In the ongoing search for greater precision, Angélus regularly enhances the quality of its work in the vineyard. We spoke to you last spring about the implementation of TED, the over-the-row tractor robot, and then in the summer of the usefulness of seeds sown in the vineyard. For this winter, the focus is on pruning work.
The first aim of pruning is to guide the growth of the vine plant and to balance the spread of the future grape bunches in readiness for the harvest. It is also, and very importantly, one of the first prophylactic measures (prevention of diseases) of the year, which makes it a complex and delicate task.

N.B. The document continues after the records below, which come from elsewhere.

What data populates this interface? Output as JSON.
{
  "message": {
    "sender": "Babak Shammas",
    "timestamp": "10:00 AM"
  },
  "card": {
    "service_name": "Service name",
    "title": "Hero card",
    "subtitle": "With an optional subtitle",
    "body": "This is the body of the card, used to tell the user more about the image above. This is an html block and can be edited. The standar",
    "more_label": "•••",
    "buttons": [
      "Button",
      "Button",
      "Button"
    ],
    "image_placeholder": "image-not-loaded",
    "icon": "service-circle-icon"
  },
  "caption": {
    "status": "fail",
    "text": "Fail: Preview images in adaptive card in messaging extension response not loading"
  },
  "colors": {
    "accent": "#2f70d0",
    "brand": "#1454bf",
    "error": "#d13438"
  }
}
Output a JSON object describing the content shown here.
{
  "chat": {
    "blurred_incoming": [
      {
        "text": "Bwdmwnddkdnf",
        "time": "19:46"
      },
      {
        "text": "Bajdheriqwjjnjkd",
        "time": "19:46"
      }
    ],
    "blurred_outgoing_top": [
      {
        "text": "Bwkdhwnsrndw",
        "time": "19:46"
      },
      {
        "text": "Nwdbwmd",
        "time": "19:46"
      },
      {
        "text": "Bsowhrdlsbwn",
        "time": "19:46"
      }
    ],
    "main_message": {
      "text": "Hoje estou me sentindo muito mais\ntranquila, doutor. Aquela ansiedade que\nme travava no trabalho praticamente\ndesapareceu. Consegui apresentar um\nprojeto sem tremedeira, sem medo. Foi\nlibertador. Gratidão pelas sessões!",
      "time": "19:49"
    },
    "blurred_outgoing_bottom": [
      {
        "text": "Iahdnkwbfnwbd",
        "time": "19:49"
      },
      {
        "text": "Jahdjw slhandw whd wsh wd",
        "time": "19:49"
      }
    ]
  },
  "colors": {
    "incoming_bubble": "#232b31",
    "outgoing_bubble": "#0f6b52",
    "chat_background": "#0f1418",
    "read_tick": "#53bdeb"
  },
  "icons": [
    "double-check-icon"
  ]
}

Beyond these specific requirements, our teams place special importance on managing the flow of the sap within the vine plant. The aim is to maintain the productivity potential of the present vine cycle while preparing the vine for next year’s vine cycle. After the vegetal material has lignified after the harvest, it leaves numerous wooden shoots that we call “sarments”. At Angélus we prune the vines using the Double Guyot system, in which only two canes and two spurs per vine are kept, enabling grape production on the one hand and ensuring the long-term future of the vine on the other. A “sarment” that is selected for bearing fruit is called a cane (une latte).
In concrete terms and in pictures, our vineyard manager, François Lézian, picks out two canes for fruit bearing. These will produce the future bunches. He then selects on each of them a certain number of buds corresponding to the desired crop yield and discards the other non-qualitative elements, such as dead shoots, other canes or suckers. François then selects close to the base of the vine two spurs (short shoots) that are well-centred and aligned with the row. In doing this, he prepares the vine for the next year, carefully preserving the right space between one vine and those adjacent to it and enabling an optimal spread of the bunches for the present crop.
These multiple tasks are an integral part of a global organic approach aiming to sustain the vineyard of Angélus over the long-term and ensuring the high quality of its wines.
Pruning lesson with Château Angélus vineyard manager François Lézian